I get a little uncomfortable and self-conscious every time I watch a film where there is a character who shares my name (that's been happening a lot in the last couple of years). Sometimes it is easy, especially when you have nothing in common with the character on screen (for example, the three films where Akshay Kumar was called Aditya). In those cases it does feel odd to have people on screen call out your name, but that's not a problem. But if you see even one trait similar to you in the character with the same name as you, it's a terribly uncomfortable feeling. It almost feels like standing naked in full public gaze.

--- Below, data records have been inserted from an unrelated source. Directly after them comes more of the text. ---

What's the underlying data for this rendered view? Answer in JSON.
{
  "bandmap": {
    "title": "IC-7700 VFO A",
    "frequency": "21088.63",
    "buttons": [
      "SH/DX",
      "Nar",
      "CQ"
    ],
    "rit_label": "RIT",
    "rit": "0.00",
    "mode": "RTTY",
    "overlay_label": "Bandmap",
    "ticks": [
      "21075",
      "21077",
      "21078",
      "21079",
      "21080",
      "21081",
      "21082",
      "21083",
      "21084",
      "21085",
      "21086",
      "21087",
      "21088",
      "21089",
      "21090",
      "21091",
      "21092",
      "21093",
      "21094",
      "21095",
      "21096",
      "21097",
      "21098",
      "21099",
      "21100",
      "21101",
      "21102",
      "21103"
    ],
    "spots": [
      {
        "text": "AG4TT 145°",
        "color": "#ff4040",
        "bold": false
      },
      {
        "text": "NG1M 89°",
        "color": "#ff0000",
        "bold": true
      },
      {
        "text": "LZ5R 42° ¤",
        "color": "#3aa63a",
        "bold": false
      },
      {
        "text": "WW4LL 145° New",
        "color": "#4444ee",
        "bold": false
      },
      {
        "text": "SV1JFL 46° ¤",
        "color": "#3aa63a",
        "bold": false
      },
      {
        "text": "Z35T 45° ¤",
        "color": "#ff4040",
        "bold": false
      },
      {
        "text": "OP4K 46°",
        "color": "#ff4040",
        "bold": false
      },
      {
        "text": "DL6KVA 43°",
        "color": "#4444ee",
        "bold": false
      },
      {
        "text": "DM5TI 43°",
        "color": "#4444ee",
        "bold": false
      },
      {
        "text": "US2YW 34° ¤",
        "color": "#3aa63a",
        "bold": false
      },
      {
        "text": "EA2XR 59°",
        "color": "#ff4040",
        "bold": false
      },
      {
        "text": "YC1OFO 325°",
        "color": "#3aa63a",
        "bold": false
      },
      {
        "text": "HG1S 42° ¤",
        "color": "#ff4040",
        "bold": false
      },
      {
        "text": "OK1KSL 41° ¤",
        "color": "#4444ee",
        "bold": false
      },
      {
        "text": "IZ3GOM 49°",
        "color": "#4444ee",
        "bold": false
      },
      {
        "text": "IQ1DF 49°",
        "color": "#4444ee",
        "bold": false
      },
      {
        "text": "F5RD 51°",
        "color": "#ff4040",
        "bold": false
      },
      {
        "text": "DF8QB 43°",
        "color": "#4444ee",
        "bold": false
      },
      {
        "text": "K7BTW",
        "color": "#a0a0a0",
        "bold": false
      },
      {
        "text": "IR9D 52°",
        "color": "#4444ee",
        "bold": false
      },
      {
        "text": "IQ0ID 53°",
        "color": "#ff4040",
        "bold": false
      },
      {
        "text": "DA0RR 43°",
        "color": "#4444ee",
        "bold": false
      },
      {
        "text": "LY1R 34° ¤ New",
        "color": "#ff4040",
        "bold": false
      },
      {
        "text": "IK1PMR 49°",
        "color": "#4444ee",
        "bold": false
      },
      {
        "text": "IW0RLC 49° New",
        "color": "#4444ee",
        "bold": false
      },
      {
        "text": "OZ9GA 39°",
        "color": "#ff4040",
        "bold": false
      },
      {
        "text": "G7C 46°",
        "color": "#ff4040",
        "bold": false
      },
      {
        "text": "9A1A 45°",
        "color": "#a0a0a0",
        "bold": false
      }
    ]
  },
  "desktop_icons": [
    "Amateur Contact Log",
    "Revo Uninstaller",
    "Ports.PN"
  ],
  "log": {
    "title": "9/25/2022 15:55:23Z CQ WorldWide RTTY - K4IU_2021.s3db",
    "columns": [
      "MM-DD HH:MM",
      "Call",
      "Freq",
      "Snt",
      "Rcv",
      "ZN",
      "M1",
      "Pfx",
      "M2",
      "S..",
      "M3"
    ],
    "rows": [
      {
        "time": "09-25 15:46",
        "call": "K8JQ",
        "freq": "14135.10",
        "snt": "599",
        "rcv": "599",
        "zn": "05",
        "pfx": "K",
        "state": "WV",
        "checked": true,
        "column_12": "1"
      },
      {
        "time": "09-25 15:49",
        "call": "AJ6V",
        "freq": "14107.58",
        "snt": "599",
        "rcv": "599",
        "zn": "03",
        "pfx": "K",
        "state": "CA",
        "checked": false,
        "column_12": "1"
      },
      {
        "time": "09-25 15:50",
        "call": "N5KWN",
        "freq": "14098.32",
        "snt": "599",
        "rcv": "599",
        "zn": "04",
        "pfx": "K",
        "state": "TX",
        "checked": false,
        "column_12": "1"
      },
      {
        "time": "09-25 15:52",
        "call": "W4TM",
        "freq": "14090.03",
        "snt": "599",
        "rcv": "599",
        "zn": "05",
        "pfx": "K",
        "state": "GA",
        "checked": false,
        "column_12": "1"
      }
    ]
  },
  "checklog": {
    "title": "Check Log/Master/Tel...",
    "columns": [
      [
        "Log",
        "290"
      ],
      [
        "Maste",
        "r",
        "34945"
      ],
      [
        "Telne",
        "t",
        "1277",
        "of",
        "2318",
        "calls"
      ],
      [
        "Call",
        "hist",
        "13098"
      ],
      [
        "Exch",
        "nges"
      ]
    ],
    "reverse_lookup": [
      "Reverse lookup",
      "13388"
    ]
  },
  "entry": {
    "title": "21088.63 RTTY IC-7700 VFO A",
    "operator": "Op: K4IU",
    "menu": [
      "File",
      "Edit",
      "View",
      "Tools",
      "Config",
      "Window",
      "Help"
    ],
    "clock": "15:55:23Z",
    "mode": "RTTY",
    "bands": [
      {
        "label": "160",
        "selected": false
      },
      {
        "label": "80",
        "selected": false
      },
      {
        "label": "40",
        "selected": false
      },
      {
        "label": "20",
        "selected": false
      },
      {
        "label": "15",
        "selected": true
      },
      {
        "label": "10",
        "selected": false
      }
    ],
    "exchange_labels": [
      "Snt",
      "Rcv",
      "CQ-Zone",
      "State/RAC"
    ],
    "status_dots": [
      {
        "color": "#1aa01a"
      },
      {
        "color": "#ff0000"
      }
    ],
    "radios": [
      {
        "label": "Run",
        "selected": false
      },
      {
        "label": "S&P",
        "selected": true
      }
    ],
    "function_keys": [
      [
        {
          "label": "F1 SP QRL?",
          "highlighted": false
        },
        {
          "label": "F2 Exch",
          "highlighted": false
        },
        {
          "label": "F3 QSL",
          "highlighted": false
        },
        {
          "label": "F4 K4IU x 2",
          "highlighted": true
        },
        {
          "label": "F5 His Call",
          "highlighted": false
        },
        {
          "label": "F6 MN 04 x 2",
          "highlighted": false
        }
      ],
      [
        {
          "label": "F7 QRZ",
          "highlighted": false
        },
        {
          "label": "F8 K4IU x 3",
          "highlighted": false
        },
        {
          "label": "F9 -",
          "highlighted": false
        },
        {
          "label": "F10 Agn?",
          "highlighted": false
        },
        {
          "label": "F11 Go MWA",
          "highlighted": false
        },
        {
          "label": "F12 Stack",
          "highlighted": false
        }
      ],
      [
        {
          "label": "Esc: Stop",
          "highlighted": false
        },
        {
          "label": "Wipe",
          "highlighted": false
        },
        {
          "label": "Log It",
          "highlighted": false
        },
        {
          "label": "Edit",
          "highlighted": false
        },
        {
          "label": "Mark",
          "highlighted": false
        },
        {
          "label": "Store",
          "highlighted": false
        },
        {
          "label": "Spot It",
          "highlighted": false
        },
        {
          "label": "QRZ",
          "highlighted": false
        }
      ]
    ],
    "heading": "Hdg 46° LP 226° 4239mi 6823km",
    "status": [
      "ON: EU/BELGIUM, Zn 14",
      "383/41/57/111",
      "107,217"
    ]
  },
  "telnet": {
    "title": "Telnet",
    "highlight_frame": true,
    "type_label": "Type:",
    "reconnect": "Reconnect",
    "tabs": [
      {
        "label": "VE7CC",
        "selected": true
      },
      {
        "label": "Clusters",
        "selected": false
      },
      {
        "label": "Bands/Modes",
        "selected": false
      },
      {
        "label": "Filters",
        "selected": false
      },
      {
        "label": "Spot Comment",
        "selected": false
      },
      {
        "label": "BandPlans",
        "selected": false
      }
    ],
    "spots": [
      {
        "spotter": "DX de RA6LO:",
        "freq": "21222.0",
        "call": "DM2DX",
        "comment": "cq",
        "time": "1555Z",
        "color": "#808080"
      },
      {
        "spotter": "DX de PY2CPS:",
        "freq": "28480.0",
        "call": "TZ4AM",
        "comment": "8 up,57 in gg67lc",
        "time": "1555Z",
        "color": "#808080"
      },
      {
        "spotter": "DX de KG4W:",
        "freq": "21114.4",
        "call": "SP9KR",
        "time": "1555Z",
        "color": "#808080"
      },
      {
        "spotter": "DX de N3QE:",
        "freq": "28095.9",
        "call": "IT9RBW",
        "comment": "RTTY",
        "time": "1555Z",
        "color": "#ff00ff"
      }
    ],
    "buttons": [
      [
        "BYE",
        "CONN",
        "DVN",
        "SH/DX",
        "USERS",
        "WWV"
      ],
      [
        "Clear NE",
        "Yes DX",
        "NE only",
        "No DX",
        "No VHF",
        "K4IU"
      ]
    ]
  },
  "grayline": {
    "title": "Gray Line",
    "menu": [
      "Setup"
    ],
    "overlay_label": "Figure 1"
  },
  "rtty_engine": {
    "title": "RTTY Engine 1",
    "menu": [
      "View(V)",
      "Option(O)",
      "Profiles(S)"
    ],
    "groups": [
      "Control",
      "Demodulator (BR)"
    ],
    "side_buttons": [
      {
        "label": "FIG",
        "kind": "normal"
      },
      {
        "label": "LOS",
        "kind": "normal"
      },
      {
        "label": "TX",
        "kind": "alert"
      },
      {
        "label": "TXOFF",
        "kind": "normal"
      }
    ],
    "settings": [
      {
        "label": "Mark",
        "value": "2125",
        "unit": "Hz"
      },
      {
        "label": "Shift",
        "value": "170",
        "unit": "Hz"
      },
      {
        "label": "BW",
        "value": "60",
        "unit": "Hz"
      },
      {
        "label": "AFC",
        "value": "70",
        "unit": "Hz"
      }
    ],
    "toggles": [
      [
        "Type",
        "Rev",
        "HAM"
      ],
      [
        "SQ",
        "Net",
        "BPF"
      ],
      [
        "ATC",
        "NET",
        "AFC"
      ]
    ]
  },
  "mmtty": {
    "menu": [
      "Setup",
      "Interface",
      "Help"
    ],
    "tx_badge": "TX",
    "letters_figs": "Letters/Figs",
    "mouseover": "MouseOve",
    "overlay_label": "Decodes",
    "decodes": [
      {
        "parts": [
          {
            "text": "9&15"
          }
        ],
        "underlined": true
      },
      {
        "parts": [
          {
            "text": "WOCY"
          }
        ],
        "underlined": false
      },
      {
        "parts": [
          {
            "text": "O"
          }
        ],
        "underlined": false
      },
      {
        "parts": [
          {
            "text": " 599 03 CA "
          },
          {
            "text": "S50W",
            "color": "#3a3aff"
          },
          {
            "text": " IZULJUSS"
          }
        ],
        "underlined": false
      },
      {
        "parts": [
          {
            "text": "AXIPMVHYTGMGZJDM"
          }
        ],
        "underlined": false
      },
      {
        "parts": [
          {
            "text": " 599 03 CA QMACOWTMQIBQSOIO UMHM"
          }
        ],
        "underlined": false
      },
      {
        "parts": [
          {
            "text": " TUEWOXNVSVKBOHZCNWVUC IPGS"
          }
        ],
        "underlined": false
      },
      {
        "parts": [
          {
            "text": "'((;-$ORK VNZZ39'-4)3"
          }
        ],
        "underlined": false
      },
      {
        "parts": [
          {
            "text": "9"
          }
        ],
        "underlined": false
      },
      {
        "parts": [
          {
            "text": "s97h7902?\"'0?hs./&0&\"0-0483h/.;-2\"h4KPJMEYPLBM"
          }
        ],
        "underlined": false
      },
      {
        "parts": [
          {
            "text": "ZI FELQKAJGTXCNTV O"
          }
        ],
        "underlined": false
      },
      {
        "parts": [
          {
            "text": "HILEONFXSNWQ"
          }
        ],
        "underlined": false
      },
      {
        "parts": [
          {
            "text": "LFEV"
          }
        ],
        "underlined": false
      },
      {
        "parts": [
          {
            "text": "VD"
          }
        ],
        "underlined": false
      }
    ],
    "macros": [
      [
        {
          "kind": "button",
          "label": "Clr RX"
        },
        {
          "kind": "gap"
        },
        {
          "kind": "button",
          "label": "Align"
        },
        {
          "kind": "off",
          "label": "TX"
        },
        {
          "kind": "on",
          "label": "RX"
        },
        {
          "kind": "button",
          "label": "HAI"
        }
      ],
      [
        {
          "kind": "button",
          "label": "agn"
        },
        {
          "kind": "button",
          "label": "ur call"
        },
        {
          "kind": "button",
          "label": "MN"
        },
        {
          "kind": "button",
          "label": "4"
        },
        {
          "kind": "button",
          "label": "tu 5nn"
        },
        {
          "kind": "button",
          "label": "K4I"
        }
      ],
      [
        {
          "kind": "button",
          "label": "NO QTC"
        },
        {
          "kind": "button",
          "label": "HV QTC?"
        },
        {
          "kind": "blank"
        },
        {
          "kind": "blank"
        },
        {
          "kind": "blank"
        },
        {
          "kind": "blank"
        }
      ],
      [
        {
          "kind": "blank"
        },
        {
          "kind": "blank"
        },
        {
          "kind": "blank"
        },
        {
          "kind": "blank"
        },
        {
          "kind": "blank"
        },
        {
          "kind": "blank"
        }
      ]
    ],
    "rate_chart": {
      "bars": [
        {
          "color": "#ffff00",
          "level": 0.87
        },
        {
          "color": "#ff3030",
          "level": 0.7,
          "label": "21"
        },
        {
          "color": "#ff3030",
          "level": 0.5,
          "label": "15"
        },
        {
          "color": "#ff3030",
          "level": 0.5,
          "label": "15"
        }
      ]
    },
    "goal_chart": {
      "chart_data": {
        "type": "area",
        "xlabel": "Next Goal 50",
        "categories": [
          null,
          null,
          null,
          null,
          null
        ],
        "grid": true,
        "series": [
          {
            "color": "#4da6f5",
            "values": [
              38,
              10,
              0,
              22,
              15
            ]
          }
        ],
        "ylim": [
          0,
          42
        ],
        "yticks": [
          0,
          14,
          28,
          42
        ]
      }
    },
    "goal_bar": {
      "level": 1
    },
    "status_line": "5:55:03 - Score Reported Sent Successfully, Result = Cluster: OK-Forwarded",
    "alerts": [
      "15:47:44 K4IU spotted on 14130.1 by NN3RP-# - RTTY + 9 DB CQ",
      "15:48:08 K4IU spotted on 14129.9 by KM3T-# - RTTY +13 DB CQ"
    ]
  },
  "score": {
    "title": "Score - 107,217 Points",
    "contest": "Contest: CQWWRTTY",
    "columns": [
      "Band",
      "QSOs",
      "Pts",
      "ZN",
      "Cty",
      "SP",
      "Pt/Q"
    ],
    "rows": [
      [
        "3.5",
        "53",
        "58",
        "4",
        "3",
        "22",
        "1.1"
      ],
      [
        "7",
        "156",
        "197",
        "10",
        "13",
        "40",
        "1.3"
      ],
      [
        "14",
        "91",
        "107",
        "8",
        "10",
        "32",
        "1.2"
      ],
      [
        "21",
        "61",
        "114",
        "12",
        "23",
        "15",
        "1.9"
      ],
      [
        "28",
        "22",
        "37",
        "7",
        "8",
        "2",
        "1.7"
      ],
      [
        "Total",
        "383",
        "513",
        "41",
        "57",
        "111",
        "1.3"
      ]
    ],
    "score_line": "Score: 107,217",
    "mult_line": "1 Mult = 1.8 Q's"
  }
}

This happened to me when I saw Rock On!!
Not that I have a lots in common with Aditya (Farhan Akhtar), the lead singer of a rock band Magik in Rock On. But the fact that he cuts himself off from his friends, almost erasing them from his life as if they didn't exist, and is visibly uncomfortable when meeting them after 10 years, was something uncannily close to me. Although there's no 'past' or 'guilt' that prevents me from doing so, as it is in the case of the character in Rock On, I have hardly been in touch with any of my friends from college, avoiding re-unions or get-togethers for no particular reason. I just feel terribly uncomfortable. Why? If only I knew.
Rock On also opened the flood gates of memory for me. It took me back almost 20 years when I was in college. At the time I was closely associated with a college rock band. Not as a member, but as a close friend of the lead singer of the group. I saw them from extremely close quarters, from being around during their jamming sessions, to accompanying them for the various gigs they performed at five star hotels, to closely observing the differences of opinions and serious tiffs among the five members of the group. I saw all of that in Rock On!! And that made this film special for me.
Plot-wise there's nothing remarkably new in Rock On. Even the way some of the scenes unfold is quite predictable. Yet, the entire film is put together with such warmth and honesty that it does not fail to talk directly to the audience. It's the film that appeals to the heart. The credit for this must go to Abhishek Kapoor who has written and directed this film with utmost honesty and conviction. The primary theme of achieving your unfulfilled dreams is universal. Almost everyone at some point in one's life would have had a dream that got sidelined in favour of a more secure future. As Aditya says in the movie, "Compromise kaun nahin karta…."
One of the reasons why the film works so well is that almost every actor comes up with an instantly relatable performance. Farhan Akhtar as Aditya gets the meatiest character and he does remarkably well, even though I wonder if he really has a wide range. For this film, however, he is just right. He also uses is slightly croaky voice to good effect in emotional scenes. Prachi Desai as his wife is endearing. The subtlety of her expressions surprised me quite a bit, especially after having seen her in an irritatingly melodramatic performance in an Ekta Kapoor serial. Purab Kohli as "Killer Drummer" and Luke Kenny as Rob, the keyboard player, also suit their roles to a T. However, the characters that worked best for me were that of the on-screen couple Joe (Arjun Rampal) and Debbie (Shahana Goswami). Arjun works well within his limitations as an actor and comes up with a performance that is undoubtedly his best ever. But the real knock-out performance comes from Shahana Goswami. I seriously believe that Shahana's is the supporting performance of the year. She truly deserves every single supporting actress award next year, but the mechanics of most awards are such that it is unlikely that she would bag it, which will be quite unfortunate.
In a film about a rock band, music has an important role has to play. Shankar-Ehsan-Loy's rocking score works very well in the context of the film. Whether it's Socho Zara that plays right at the beginning, setting the tone of the movie, or the climactic medley of Tum Ho To and Sindbad the Sailor, each song is picturized extremely well. The climax is also emotionally uplifting, despite being predictable. A lot has been written about Javed Akhtar's seemingly 'pedestrian' lyrics, but I felt they were perfect for the genre.
While talking about how writers tend to take shortcuts when they can't think of any innovative ways of moving the screenplay forward, playwright Rebecca Gilman had talked about the 1983 Oscar winner Terms of Endearment - "Look at Terms of Endearment. We’re going along and going along, and there’s not really a plot. Then...oh, she gets cancer. You get it all the time when people don’t quite know what to do, and I think in those cases it is a shortcut to tragedy." This can very well be said of Rock On as well. The plot point about brain tumour clearly points towards a writer (Abhishek Kapoor) who just didn't know how to add an emotional element to the final act.
However, I connected with it at a very personal level. It literally shook me up. And my connection with the film was complete….
Last year I had received the news that lead guitarist of the college rock band I talked about earlier had succumbed to lung cancer.
This one is for you, Shiva.